WORK REQUIRED:
Each line from the one holding "Transcribe this image's" to the end of the data below must be output verbatim, with no other lines.

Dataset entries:

%%

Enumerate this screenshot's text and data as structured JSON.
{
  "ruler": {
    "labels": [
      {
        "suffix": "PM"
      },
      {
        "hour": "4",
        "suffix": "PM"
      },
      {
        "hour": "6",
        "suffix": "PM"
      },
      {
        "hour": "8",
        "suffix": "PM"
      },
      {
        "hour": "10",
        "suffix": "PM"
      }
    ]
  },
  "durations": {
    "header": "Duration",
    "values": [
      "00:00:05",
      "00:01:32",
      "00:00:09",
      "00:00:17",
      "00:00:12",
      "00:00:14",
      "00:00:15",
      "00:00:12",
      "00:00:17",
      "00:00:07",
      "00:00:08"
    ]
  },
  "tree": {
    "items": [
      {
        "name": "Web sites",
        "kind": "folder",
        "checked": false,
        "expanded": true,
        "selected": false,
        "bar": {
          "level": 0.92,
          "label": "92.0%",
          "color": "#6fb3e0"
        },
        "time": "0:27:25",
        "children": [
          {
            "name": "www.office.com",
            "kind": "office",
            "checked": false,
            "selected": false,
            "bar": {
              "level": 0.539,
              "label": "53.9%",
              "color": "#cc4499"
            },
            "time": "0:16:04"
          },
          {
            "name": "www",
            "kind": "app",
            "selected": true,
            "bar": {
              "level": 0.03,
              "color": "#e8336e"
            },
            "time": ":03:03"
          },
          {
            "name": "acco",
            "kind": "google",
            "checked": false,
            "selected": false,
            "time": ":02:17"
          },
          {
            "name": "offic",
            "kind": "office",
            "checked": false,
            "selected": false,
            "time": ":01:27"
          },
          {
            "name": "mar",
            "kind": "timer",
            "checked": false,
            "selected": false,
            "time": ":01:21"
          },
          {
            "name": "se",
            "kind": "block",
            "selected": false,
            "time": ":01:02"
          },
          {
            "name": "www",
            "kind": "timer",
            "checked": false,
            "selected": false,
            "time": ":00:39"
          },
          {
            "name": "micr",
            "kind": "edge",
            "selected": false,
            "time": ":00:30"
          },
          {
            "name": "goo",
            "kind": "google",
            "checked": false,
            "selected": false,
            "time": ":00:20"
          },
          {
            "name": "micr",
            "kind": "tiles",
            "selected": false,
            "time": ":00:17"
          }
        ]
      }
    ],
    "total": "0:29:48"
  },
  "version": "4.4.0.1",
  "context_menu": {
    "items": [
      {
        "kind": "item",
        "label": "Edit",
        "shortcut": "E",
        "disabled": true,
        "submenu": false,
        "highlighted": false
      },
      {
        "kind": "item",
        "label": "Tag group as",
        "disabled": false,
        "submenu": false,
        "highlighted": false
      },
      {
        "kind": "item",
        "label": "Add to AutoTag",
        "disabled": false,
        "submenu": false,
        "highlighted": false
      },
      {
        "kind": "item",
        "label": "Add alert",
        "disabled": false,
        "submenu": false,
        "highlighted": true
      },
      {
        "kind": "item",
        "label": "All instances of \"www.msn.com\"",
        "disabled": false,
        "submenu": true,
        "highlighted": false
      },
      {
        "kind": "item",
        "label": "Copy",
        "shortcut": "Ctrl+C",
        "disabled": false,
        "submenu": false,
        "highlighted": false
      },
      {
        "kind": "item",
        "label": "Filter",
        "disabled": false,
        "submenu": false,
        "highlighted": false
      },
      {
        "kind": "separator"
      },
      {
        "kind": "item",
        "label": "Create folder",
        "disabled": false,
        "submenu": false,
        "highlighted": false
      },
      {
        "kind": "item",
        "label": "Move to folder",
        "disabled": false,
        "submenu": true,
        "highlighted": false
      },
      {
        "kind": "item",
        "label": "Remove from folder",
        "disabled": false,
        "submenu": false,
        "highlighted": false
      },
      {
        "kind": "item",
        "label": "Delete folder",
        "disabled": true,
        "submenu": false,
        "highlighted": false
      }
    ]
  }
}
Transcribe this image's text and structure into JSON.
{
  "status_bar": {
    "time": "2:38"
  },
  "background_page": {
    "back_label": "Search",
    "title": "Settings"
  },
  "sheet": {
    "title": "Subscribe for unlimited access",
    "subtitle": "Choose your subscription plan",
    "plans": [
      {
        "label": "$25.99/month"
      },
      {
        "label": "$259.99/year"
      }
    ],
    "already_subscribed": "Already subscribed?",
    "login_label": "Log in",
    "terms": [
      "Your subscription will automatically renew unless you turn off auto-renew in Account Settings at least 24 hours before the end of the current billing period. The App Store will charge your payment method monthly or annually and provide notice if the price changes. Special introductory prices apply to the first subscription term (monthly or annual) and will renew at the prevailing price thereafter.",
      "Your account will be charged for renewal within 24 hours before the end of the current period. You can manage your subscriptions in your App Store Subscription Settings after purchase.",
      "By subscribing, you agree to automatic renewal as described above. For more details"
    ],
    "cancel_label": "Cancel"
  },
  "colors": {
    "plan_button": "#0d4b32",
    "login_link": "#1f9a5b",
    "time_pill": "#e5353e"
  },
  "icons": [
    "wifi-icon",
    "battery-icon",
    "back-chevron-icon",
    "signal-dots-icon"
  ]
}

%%

EXERCISE SOLUTION:
Transcribe this image's text and structure into JSON.
{
  "status_bar": {
    "time": "2:38"
  },
  "background_page": {
    "back_label": "Search",
    "title": "Settings"
  },
  "sheet": {
    "title": "Subscribe for unlimited access",
    "subtitle": "Choose your subscription plan",
    "plans": [
      {
        "label": "$25.99/month"
      },
      {
        "label": "$259.99/year"
      }
    ],
    "already_subscribed": "Already subscribed?",
    "login_label": "Log in",
    "terms": [
      "Your subscription will automatically renew unless you turn off auto-renew in Account Settings at least 24 hours before the end of the current billing period. The App Store will charge your payment method monthly or annually and provide notice if the price changes. Special introductory prices apply to the first subscription term (monthly or annual) and will renew at the prevailing price thereafter.",
      "Your account will be charged for renewal within 24 hours before the end of the current period. You can manage your subscriptions in your App Store Subscription Settings after purchase.",
      "By subscribing, you agree to automatic renewal as described above. For more details"
    ],
    "cancel_label": "Cancel"
  },
  "colors": {
    "plan_button": "#0d4b32",
    "login_link": "#1f9a5b",
    "time_pill": "#e5353e"
  },
  "icons": [
    "wifi-icon",
    "battery-icon",
    "back-chevron-icon",
    "signal-dots-icon"
  ]
}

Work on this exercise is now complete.